Whether such negligent selection of an independent contractor might be actionable under the FTCA is an interesting question but one we need not decide. No such claim is fairly made out by Acosta’s administrative filing with the Marshals Service, however many incidents it may be read to embrace. There is nothing whatever in the filing to suggest that the Marshals Service knew, or should have known, that its contract with any particular local facility was peculiarly hazardous to prisoners.
As a fallback argument, Acosta seeks to have the federal action stayed while he makes attempts to satisfy the PLRA and FTCA exhaustion requirements. Medina-Claudio v. Rodríguez-Mateo, 292 F.3d 31, 35-36 (1st Cir. 2002), forecloses this argument as to the PLRA; the FTCA’s exhaustion requirement is, as already noted, jurisdictional Santiago-Ramirez, 984 F.2d at 18. Certainly there is no requirement that the case be stayed rather than dismissed.
The claims against Dartmouth-Hitchcock and Dr. Geppert appear on their face to be claims against private actors and not against federal or state actors subject to civil rights liability under section 1983 or Bivens.

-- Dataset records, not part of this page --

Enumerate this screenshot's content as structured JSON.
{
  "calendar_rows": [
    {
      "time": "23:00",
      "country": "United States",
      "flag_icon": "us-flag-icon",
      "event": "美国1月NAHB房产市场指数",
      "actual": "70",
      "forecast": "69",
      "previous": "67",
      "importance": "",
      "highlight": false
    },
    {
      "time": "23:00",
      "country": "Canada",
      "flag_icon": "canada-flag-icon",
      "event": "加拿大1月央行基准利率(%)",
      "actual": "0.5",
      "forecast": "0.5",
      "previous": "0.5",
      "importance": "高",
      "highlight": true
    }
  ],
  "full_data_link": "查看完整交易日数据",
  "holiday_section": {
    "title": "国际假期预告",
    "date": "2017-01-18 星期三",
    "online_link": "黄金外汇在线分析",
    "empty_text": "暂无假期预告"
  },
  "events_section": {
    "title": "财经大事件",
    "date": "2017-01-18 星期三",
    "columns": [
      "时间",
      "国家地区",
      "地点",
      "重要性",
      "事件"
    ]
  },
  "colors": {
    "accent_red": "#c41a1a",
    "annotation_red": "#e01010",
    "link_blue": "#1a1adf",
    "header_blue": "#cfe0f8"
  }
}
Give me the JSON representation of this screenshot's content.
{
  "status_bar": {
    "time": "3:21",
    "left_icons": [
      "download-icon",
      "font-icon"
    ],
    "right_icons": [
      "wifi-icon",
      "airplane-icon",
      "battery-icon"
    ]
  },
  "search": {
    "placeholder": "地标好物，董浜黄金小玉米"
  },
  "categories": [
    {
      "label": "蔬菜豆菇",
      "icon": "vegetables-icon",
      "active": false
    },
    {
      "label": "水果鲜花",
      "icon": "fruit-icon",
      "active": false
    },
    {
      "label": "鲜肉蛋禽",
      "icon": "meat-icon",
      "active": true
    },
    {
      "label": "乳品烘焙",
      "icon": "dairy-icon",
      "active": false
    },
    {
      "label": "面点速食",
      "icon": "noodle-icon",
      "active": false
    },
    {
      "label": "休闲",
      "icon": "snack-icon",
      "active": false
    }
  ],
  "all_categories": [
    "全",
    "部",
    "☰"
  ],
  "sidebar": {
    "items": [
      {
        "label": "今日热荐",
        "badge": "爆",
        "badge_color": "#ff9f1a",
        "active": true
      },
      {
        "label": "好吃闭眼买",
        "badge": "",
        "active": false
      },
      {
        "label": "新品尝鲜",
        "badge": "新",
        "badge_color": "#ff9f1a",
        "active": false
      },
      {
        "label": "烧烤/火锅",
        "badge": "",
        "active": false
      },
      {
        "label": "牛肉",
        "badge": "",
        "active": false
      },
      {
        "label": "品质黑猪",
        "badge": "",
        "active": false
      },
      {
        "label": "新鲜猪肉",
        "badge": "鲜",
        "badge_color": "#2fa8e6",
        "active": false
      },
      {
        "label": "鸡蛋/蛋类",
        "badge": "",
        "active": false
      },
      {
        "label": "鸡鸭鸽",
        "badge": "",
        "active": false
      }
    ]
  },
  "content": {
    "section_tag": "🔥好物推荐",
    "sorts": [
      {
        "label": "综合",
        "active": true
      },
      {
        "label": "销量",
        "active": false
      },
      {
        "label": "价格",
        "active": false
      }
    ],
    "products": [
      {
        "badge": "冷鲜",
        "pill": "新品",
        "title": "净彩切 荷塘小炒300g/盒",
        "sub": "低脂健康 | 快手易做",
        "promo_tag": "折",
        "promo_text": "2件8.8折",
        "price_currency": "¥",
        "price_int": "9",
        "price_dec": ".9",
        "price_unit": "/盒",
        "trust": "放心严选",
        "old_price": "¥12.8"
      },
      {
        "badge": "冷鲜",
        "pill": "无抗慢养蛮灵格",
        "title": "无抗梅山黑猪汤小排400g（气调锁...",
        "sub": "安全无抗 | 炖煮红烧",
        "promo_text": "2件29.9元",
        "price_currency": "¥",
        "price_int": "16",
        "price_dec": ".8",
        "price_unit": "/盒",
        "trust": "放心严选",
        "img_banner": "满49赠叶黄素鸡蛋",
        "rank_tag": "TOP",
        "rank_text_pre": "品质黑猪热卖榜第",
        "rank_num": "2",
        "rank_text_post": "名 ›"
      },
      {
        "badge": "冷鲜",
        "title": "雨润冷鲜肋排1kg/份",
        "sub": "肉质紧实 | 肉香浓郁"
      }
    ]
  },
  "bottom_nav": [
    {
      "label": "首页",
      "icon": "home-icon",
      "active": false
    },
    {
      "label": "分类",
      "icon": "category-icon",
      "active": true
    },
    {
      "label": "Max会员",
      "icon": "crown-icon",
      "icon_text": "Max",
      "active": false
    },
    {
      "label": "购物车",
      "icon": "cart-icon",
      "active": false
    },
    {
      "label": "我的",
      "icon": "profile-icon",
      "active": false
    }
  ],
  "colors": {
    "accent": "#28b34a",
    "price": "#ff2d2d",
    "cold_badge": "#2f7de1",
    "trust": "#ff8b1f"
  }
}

Acosta does not persuasively argue to the contrary. In any event, we agree with the district court that even if these defendants were official actors, personal liability would exist under federal law only for constitutional violations (e.g., deliberate indifference to serious medical needs), which are not plausibly alleged, and not for mere negligence. See Daniels v. Williams, 474 U.S. 327, 330-33, 106 S.Ct. 662, 88 L.Ed.2d 662 (1986); Estelle v. Gamble, 429 U.S. 97, 105-06, 97 S.Ct. 285, 50 L.Ed.2d 251 (1976).
The only fact Acosta alleged as to Dartmouth-Hitchcock is that someone there overmedicated him with Dilantin; as for Dr. Geppert, the only fact alleged is that he failed to properly diagnose the severity of Acosta’s foot injury. We are not required to credit Acosta’s bare and conclusory assertion that Dartmouth-Hitchcock and Dr. Geppert were deliberately indifferent to his serious medical needs. See In re Credit Suisse First Boston Corp., 431 F.3d 36, 45 (1st Cir. 2005). Acosta’s companion “conspiracy” claims are pure boilerplate, unsupported by any factual allegations.
Of course, negligence claims under state law can be asserted directly against private actors. As to such claims, the district court declined to exercise supplemental jurisdiction and dismissed them without
prejudice. (The complaint alleged diversity as an independent basis for such claims, but Acosta has not pursued this alternative basis for his claim.) This is common practice when federal claims fail at the pleading stage, see 28 U.S.C. § 1367(c)(3); Cannarozzi v. Fiumara, 371 F.3d 1, 7
(1st Cir. 2004), and despite Acosta’s briefly stated objection on appeal, we see no abuse of discretion.
There is no doubt that the web of exhaustion and related requirements may on occasion frustrate legitimate claims. But these requirements are a response both to legitimate concerns about timely notice to the agency and to past abuses by prisoners (of which the conspiracy claims in this case appear to be a good example). In all events, the exhaustion requirements are legislative and must be respected.
(2002) (“[T]he PLRA’s exhaustion requirement applies to all inmate suits about prison life, . . . whether they allege excessive force or some other wrong.”); see also, e.g., Witzke v. Femal, 376 F.3d 744, 751 (7th Cir. 2004).